He ruled out the idea that it was some haunting ghost of self-doubt, dismissing himself. It was more than that, in some frustratingly vague sense. Something was wrong with the word, or perhaps something was right. Still, he made no progress, gained no foothold against the bulwark leveled by this sudden enigma his mind had presented. Finally, as more heat was leeched from his room by the cool night air without, he drifted off to sleep.

He dreamed, but not of anything worth note. Outside, the rain beat on, growing much stronger before it finally began to wane. All around the home, plumes and fronds waved and swayed in the winds, roots slaked by the downpour. Eventually, after the rain had ceased, the clouds parted to better reveal the rising sun they had conspired to obscure. Warmth was quick to follow, triumphant in its return, ferried along by humble daylight. They both struck against the thick glass of a window, and the thin cloth of a curtain, before reoccupying the home.

The man awoke in a start. He scrambled out of his bed, all but ransacking his surroundings for something to write with, and something to write upon. It didn't take long to find the paper or to grasp the leather of his pencil in hand, although it felt as though every passing moment posed an utter threat to the thought so jealously hoarded in his mind. As though it might slip away, ephemeral, unnoticed, supplanted by the light of morning and the faint, lingering smell of rain. He scrawled it out quickly, before letting himself relax, the strange urgency had now passing as suddenly as it had come.

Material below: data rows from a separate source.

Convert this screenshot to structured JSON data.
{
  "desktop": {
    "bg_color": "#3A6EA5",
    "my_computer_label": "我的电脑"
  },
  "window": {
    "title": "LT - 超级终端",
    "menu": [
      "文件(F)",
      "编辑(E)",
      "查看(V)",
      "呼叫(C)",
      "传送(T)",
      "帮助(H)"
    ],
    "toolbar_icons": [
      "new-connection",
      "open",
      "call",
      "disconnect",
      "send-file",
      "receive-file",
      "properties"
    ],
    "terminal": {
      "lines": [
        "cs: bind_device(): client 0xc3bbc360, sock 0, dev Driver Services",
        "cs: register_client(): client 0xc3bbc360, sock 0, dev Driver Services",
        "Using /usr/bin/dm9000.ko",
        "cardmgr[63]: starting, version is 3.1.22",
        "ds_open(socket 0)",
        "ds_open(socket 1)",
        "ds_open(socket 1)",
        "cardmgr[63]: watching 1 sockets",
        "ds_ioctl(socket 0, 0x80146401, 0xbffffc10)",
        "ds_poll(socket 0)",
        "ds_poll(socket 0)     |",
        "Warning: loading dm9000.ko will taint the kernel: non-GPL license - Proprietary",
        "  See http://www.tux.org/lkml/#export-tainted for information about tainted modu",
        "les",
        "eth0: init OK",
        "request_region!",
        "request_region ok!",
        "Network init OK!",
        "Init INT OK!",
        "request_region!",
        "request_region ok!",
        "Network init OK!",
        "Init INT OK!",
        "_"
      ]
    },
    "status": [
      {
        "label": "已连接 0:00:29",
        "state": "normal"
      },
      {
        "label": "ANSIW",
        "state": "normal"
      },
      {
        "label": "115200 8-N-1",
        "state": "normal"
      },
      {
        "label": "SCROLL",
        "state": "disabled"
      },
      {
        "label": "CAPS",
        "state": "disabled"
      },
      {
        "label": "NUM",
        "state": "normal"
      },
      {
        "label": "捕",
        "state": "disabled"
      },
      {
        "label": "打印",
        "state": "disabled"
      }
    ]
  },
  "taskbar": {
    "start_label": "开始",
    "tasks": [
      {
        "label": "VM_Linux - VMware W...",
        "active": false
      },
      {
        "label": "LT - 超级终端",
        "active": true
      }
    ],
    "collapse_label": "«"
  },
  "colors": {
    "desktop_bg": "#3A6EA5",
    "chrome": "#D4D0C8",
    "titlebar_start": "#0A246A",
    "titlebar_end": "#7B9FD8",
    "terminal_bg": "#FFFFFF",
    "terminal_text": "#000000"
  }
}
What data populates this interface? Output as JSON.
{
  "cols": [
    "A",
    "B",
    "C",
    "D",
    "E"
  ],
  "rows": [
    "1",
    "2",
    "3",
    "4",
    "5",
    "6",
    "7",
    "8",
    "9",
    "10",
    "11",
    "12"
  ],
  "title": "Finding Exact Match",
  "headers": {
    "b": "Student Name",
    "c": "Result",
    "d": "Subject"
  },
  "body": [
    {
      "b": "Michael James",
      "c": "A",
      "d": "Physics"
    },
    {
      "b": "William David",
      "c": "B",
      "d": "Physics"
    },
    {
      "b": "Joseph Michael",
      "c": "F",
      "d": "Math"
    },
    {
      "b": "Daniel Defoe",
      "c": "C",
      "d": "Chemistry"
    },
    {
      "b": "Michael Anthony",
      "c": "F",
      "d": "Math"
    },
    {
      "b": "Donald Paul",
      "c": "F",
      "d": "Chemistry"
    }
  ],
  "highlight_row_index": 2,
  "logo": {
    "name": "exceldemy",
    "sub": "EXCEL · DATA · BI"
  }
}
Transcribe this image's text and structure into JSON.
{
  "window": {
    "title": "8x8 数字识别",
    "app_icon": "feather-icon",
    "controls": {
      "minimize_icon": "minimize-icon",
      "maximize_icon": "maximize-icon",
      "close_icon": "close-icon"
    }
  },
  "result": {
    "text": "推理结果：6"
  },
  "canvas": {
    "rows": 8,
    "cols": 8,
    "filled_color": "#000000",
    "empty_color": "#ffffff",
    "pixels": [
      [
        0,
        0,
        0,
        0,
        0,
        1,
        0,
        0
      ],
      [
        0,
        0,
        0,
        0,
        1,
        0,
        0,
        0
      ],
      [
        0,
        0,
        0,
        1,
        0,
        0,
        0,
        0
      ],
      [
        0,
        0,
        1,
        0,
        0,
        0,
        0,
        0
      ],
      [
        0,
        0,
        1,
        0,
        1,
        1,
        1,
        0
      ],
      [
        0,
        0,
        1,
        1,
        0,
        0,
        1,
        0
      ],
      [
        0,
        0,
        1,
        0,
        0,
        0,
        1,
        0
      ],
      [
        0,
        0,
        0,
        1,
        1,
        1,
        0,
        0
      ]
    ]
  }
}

He glanced down at the page, and 'Nothing is unremarkable' gazed back up at him in that hasty, scratchy hand. Under other circumstances, the phrase may have struck him as banal. It was trivially true, if taken literally. What was there really that none could say anything of? Even ideas that could not be represented within the confines of words without losing their essential, ineffable essence in the torture could be described-- just like that. Things the mind couldn't grasp could still be called inconceivable. Someone could lie about anything. In normal encounters with that phrase, it would probably have been meant to carry some positive sentiment. An assurance that everything was special, that it all mattered, perhaps. And yet he was staring at it with something like a muted, curdled horror.

Whatever had spurred him on to write that phrase had slipped out of his mind as it slipped out of the pencil, going with whatever other recollections he might have had of the night's wandering thoughts. But his waking self was fixated on the sentence, and the sort of logic it evoked in him. "Nothing is unremarkable." It followed, then, that everything that existed or happened was remarkable. Remarkable things were. Unremarkable things weren't.

It may have struck another as an easy, tempting, perhaps even logically necessary conclusion to come to, then, that the issue solved itself. Why lament those unremarkable events had never come to pass, when they never could have to begin with? When their occurrence would be more than sufficient evidence that they had never been unremarkable at all, but potential subject to word and thought all the while? Still, he couldn't shake the feeling looming in his mind, threatening to supplant all his other thoughts.

He had landed upon a word to describe that odd, almost fey feeling that had seeped into his gut earlier that night, mingling with the strange dread, mostly subsumed by it. Ever since that strange hour, spent quietly bemoaning the heat and listening to the rainfall, vainly courting sleep, he had felt something profound, which seemed in some sense right. But it had only then dawned what word he could put to it. He had felt remarkable. He still did.

Yet, what had lodged itself so implacably and terribly in his thoughts was the corollary, that nothing of himself or his life before that so arbitrary point had felt remarkable. Perhaps it was only the hour, but he could not dismiss the worry that induced.

If he was, now, remarkable— Real— What had he been before?